The Danish band, Klimaforandringer (Climate Change), led by the guitarist Lars Bech Pilgaard, returns with their second album Slægt (genus).
Once again, they explore their own original brand of Danish haiku-like poetry, hypnotic afrobeat-riffs and kitchy synthesizer landscapes mixed with acid rock and psychedelia. There is an ethical undercurrent in the texts that try to negotiate a position in the world where things are not seen in absolute terms, but rather in an open, humanistic perspective, hence the title "genus" as a statement about human relations.
The skepticism towards binary positions is also highlighted in the music that deconstructs such oppositions as western music and world music and arrives at a new position in-between. The topics also change between the serious and the silly. "Verdenshjørner" (Corners of the World) speaks about "these eyes who call for me" as a reminder of the people around the world that can't be ignored, but there's also the less serious statement about drinking tea and partying on a Sunday on "Søndagsfest" (Sunday party). Somehow, the sacred and the profane, the serious and the silly, mix on an album that believes in art as a genuine opportunity for changing the perspective on the fixed positions in the world.
The best show I ever attended was the Zawinul Syndicate at the Blue Note in 1997. Being the youngest kids in the room, the host put us right in front of the band.
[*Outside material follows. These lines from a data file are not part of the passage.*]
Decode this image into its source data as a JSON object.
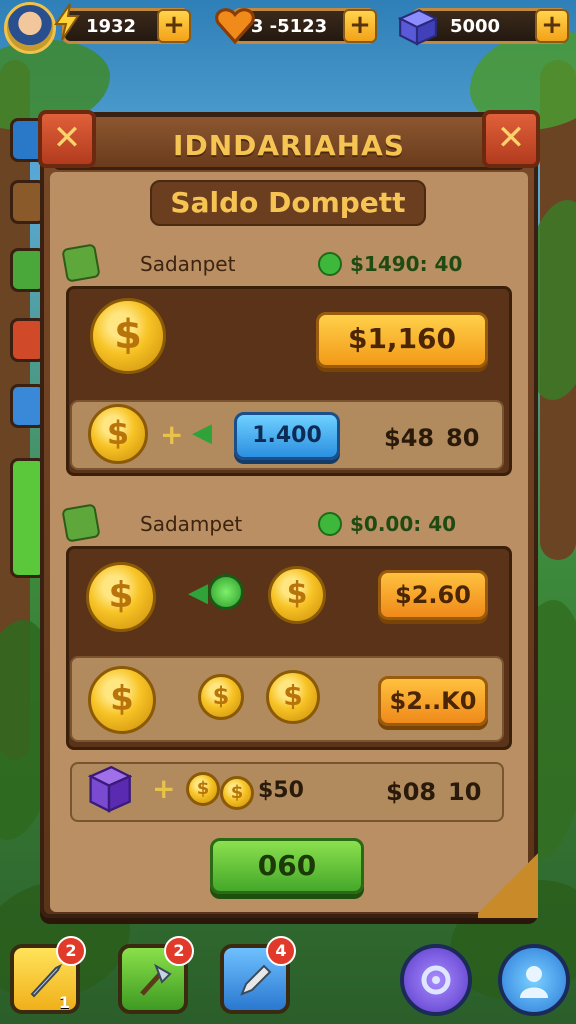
{
  "topbar": {
    "coins": "1932",
    "hearts": "3 -5123",
    "gems": "5000",
    "plus": "+"
  },
  "panel": {
    "title": "IDNDARIAHAS",
    "subtitle": "Saldo Dompett",
    "close": "✕"
  },
  "section1": {
    "label": "Sadanpet",
    "balance": "$1490: 40",
    "main_button": "$1,160",
    "exchange_button": "1.400",
    "price": "$48",
    "amount": "80"
  },
  "section2": {
    "label": "Sadampet",
    "balance": "$0.00: 40",
    "button_one": "$2.60",
    "button_two": "$2..K0",
    "item_amount": "$50",
    "price": "$08",
    "amount": "10"
  },
  "confirm_button": "060",
  "bottom_bar": {
    "slots": [
      {
        "badge": "2",
        "count": "1"
      },
      {
        "badge": "2",
        "count": ""
      },
      {
        "badge": "4",
        "count": ""
      }
    ]
  },
  "icons": {
    "coin": "$",
    "green_arrow": "◀"
  },
  "colors": {
    "title": "#f6c453",
    "panel": "#7a4a28",
    "gold_button": "#f29a18",
    "blue_button": "#2c8fe0",
    "green_button": "#45a82a"
  }
}
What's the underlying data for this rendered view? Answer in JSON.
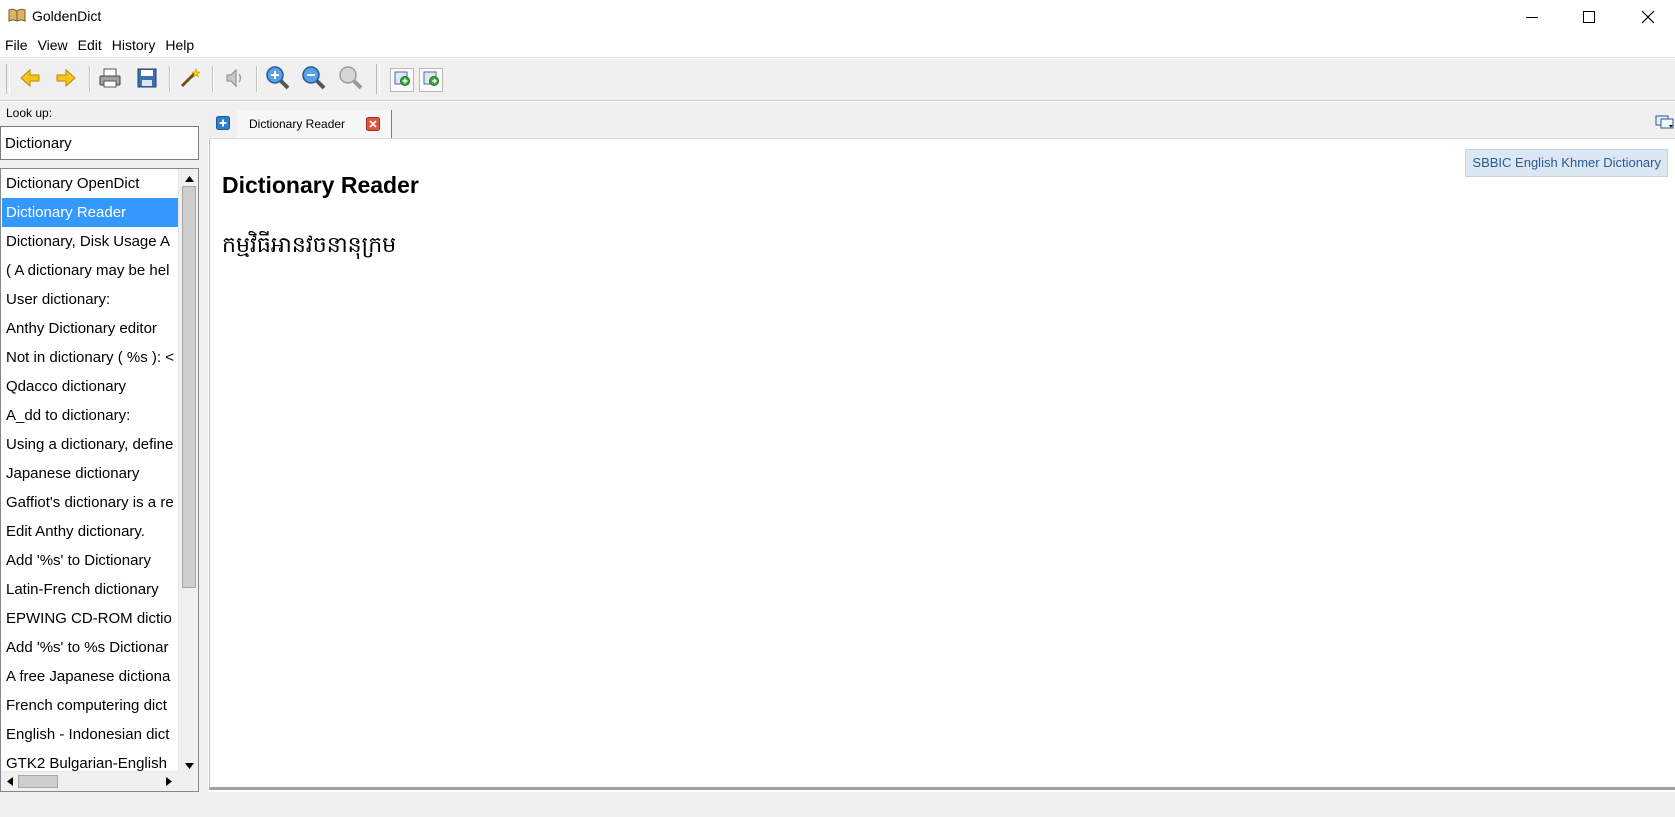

The afro-beat electric set blew the roof off the building, an unforgettable sound
The best show I ever attended was the Zawinul Syndicate at the Blue Note in 1997. Being the youngest kids in the room, the host put us right in front of the band. The afro-beat electric set blew the roof off the building, an unforgettable sound. After, my girlfriend and I just sauntered up the stairs to the green room to meet the
band. I posed for a picture with Joe, after talking a little bit about boxing and how to stay healthy while the other guys in the band tore through a bucket of fried